Ethics declarations

Competing interests

The authors declare no competing interests.

Additional information

Publisher’s note Springer Nature remains neutral with regard to jurisdictional claims in published maps and institutional affiliations.

Supplementary information

Rights and permissions

Open Access This article is licensed under a Creative Commons Attribution 4.0 International License, which permits use, sharing, adaptation, distribution and reproduction in any medium or format, as long as you give appropriate credit to the original author(s) and the source, provide a link to the Creative Commons license, and indicate if changes were made. The images or other third party material in this article are included in the article’s Creative Commons license, unless indicated otherwise in a credit line to the material. If material is not included in the article’s Creative Commons license and your intended use is not permitted by statutory regulation or exceeds the permitted use, you will need to obtain permission directly from the copyright holder. To view a copy of this license, visit http://creativecommons.org/licenses/by/4.0/.
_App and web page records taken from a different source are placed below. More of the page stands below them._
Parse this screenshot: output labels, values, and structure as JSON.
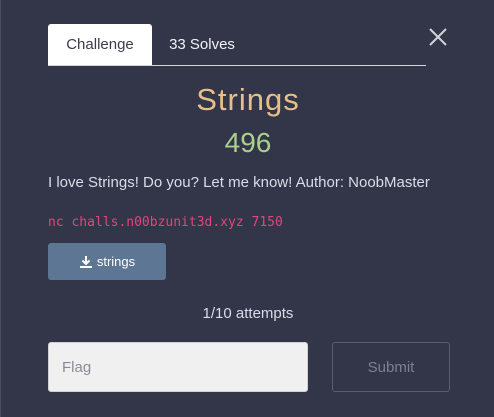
{
  "tabs": [
    {
      "label": "Challenge",
      "active": true
    },
    {
      "label": "33 Solves",
      "active": false
    }
  ],
  "close_icon": "close-icon",
  "challenge": {
    "name": "Strings",
    "points": "496",
    "description": "I love Strings! Do you? Let me know! Author: NoobMaster",
    "connection": "nc challs.n00bzunit3d.xyz 7150",
    "file": {
      "label": "strings",
      "icon": "download-icon"
    },
    "attempts": "1/10 attempts"
  },
  "form": {
    "flag_placeholder": "Flag",
    "submit_label": "Submit"
  },
  "colors": {
    "background": "#333548",
    "title": "#e6c089",
    "points": "#a9d08e",
    "code": "#e0467c",
    "file_button": "#5c7694"
  }
}
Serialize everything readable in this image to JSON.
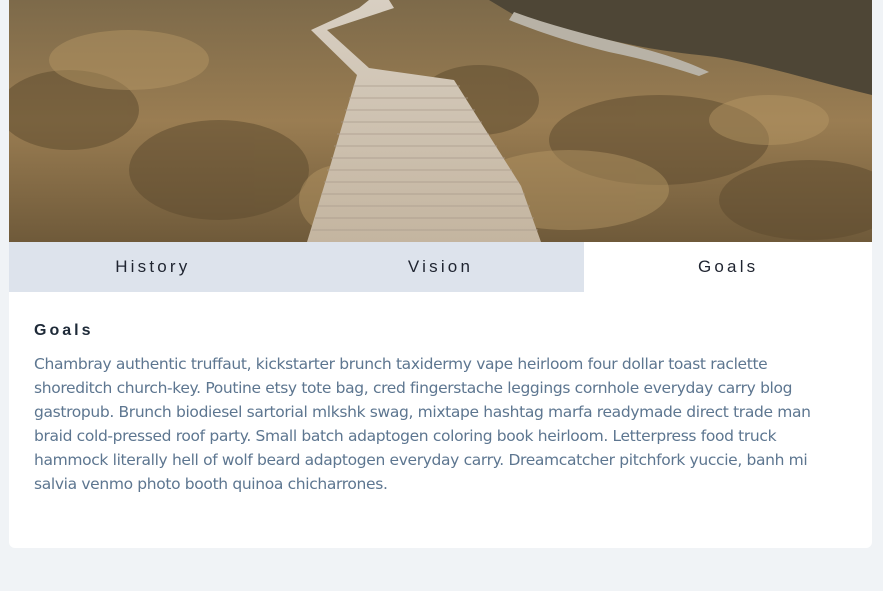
{
  "hero": {
    "image": "boardwalk-through-grassland-photo"
  },
  "tabs": [
    {
      "label": "History",
      "active": false
    },
    {
      "label": "Vision",
      "active": false
    },
    {
      "label": "Goals",
      "active": true
    }
  ],
  "panel": {
    "title": "Goals",
    "body": "Chambray authentic truffaut, kickstarter brunch taxidermy vape heirloom four dollar toast raclette shoreditch church-key. Poutine etsy tote bag, cred fingerstache leggings cornhole everyday carry blog gastropub. Brunch biodiesel sartorial mlkshk swag, mixtape hashtag marfa readymade direct trade man braid cold-pressed roof party. Small batch adaptogen coloring book heirloom. Letterpress food truck hammock literally hell of wolf beard adaptogen everyday carry. Dreamcatcher pitchfork yuccie, banh mi salvia venmo photo booth quinoa chicharrones."
  },
  "colors": {
    "page_bg": "#f0f3f6",
    "tab_inactive_bg": "#dde3ec",
    "tab_active_bg": "#ffffff",
    "body_text": "#5d7690",
    "heading_text": "#1e2a38"
  }
}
Reprints and Permissions

About this article

Verify currency and authenticity via CrossMark

Cite this article

Maass, F., Rikker, S., Dambeck, V. et al. Increased alpha-synuclein tear fluid levels in patients with Parkinson’s disease. Sci Rep 10, 8507 (2020). https://doi.org/10.1038/s41598-020-65503-1
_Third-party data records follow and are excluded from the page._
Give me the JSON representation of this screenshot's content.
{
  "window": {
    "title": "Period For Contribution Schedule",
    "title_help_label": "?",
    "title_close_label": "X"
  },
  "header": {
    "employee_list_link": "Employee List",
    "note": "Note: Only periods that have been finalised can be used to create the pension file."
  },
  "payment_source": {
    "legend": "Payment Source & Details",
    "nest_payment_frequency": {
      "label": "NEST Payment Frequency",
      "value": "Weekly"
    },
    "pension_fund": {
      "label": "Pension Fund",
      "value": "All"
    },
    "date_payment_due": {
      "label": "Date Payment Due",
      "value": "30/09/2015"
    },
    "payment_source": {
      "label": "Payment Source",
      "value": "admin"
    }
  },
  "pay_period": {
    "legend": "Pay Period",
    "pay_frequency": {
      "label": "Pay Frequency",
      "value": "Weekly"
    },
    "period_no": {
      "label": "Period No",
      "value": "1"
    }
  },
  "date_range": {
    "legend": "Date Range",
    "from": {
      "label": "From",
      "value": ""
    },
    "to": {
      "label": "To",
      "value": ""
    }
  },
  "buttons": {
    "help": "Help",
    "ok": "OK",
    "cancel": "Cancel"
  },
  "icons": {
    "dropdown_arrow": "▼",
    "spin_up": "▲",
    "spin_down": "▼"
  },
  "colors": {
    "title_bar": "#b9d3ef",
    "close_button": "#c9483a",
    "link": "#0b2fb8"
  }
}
Download citation

Further reading

Comments

By submitting a comment you agree to abide by our Terms and Community Guidelines. If you find something abusive or that does not comply with our terms or guidelines please flag it as inappropriate.

Search

Nature Briefing

Sign up for the Nature Briefing newsletter — what matters in science, free to your inbox daily.

Get the most important science stories of the day, free in your inbox. Sign up for Nature Briefing